It included a trial by jury and due process before taking life, liberty or property.
12. Petition of Right Almost 400 years later, in 1628, Charles I signed the Petition of Right which gave rights to common people.
This document further eroded the power of the absolute monarchy
It challenged the idea of divine right saying the king had to obey the law.
13. English Bill of Rights After the Glorious Revolution in 1688, William and Mary agreed to the English Bill of Rights
This required the elected Parliament to share the power of government
14. English Bill of Rights It gave the right to a fair trial, freedom from excessive bail and cruel and unusual punishment and prohibited a standing army unless authorized by Parliament.
The absolute monarchy was dead in England
15. Representative Government Colonists also brought with them the idea of electing representatives to serve for them in government.
16. Jamestown The first permanent English colony was started as a joint-stock company, the Virginia Company.
The first inhabitants were employees
17. Massachusetts The Pilgrims settled in New England to escape religious persecution
The Puritans believed all other faiths were damned to hell.
18. Georgia To relieve overcrowding in debtors prisons, Britain sent victims of the Poor Laws to Georgia
It was set up as a military colony to buffer Spanish Florida from the Carolinas
19. Royal Colonies Of the 13 colonies, 8 were under direct control of the Crown – NH, MA, NY, NJ, VA, NC, SC, GA
The king named a governor but the lower house was elected by the people
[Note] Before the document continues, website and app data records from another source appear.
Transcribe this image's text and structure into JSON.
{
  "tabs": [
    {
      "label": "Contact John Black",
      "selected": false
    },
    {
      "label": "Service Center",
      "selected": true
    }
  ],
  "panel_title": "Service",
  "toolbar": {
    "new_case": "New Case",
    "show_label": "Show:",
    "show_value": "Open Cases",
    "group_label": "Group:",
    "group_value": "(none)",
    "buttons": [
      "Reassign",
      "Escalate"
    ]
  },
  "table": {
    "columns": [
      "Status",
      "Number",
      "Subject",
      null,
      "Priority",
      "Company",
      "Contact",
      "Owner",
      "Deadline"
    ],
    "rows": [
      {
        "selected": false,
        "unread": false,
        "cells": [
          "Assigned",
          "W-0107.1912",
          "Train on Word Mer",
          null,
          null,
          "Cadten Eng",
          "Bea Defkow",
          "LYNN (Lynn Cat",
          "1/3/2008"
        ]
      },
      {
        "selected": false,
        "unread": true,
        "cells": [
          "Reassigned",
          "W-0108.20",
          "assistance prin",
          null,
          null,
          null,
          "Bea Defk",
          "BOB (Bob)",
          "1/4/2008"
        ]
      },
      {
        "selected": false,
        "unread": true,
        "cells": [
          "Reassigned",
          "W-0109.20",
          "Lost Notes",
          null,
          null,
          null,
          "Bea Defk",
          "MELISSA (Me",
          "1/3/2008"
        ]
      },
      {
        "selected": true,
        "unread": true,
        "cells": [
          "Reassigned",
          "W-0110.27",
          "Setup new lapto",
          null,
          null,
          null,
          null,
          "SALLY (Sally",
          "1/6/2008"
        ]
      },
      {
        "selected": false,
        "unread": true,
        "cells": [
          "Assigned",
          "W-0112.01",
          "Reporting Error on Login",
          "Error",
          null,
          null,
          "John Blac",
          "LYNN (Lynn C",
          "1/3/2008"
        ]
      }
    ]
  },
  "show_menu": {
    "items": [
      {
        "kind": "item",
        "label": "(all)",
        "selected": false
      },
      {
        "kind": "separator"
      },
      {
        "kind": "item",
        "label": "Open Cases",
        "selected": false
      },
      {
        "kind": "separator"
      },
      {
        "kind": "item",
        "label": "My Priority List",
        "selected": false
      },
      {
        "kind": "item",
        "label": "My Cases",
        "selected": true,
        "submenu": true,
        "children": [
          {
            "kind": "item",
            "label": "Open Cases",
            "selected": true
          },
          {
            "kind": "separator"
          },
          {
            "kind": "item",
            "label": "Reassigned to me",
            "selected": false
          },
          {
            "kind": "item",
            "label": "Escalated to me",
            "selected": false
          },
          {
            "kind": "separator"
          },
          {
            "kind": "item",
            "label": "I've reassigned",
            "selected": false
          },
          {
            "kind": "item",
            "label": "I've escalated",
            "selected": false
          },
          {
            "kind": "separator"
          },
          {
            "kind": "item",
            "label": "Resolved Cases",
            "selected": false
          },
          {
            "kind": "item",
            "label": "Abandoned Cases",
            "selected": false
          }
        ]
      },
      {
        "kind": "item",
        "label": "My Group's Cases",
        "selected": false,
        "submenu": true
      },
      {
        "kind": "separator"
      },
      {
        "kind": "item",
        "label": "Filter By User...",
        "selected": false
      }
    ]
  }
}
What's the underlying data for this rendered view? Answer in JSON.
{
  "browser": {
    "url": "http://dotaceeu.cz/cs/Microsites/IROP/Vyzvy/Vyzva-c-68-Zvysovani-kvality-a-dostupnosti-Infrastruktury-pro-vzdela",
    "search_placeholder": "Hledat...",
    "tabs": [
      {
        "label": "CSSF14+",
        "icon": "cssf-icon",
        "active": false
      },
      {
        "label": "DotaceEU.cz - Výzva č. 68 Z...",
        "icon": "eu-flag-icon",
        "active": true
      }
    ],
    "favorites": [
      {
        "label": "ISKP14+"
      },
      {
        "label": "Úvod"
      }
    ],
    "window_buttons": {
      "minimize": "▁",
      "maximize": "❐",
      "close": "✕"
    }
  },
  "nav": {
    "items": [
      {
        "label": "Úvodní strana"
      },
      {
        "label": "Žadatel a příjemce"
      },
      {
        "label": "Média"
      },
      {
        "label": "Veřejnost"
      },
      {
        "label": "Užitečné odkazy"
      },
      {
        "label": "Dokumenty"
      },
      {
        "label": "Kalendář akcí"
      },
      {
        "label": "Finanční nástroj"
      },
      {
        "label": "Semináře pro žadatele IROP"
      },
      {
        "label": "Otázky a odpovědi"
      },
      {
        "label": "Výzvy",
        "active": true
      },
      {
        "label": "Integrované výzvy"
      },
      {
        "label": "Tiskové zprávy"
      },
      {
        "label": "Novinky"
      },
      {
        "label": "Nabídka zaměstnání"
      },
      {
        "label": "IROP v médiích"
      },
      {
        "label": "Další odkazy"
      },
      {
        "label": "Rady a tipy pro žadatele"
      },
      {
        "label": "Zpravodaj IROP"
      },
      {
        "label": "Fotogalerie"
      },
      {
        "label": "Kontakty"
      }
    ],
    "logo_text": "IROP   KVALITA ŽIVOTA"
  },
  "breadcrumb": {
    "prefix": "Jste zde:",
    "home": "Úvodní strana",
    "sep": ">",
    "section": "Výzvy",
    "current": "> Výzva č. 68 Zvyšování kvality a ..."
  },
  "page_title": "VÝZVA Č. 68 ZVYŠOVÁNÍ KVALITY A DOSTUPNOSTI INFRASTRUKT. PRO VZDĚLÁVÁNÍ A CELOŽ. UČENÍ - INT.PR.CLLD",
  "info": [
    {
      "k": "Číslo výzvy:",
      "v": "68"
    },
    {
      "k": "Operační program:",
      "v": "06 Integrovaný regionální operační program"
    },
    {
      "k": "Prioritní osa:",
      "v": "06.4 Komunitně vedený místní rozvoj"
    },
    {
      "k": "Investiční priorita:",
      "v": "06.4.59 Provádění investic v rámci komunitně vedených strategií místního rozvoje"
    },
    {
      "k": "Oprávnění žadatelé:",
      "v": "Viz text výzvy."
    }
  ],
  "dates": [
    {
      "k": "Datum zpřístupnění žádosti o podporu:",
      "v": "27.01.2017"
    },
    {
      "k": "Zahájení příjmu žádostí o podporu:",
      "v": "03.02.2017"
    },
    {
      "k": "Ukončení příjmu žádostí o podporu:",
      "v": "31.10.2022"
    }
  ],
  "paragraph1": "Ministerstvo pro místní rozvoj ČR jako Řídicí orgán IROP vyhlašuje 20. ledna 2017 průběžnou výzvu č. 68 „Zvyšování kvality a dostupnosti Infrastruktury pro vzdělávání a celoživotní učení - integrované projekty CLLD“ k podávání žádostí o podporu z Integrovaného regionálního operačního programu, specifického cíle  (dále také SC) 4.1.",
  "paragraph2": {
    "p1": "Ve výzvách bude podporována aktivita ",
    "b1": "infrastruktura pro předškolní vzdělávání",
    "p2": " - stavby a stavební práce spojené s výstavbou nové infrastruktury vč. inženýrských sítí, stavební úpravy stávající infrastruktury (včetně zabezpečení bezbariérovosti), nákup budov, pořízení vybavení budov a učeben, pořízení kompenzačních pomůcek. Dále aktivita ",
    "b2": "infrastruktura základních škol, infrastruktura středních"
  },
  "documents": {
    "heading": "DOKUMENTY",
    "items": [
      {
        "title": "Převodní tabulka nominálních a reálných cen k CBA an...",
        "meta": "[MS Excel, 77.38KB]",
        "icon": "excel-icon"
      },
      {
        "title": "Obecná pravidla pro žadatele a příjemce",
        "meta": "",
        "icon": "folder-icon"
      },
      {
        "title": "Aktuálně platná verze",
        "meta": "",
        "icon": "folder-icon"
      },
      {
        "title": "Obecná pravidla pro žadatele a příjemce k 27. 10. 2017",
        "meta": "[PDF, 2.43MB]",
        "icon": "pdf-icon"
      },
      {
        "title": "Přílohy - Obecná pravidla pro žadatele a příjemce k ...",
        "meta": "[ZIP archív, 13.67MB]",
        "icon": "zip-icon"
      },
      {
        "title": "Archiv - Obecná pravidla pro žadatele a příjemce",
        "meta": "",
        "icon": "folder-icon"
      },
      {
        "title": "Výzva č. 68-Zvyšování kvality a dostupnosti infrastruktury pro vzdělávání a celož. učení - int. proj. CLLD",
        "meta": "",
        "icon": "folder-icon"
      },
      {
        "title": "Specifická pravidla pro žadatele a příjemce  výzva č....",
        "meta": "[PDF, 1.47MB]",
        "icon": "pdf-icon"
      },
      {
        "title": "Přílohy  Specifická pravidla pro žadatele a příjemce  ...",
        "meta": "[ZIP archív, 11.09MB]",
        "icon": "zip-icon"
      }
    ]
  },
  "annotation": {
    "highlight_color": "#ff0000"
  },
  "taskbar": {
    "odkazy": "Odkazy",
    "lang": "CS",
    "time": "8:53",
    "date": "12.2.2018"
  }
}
20. Proprietary Colonies Three were proprietary colonies: PA, MD, DE Lord Baltimore – Delaware William Penn – PA and MD Major decisions were made by the king while day to day business was controlled by elected representatives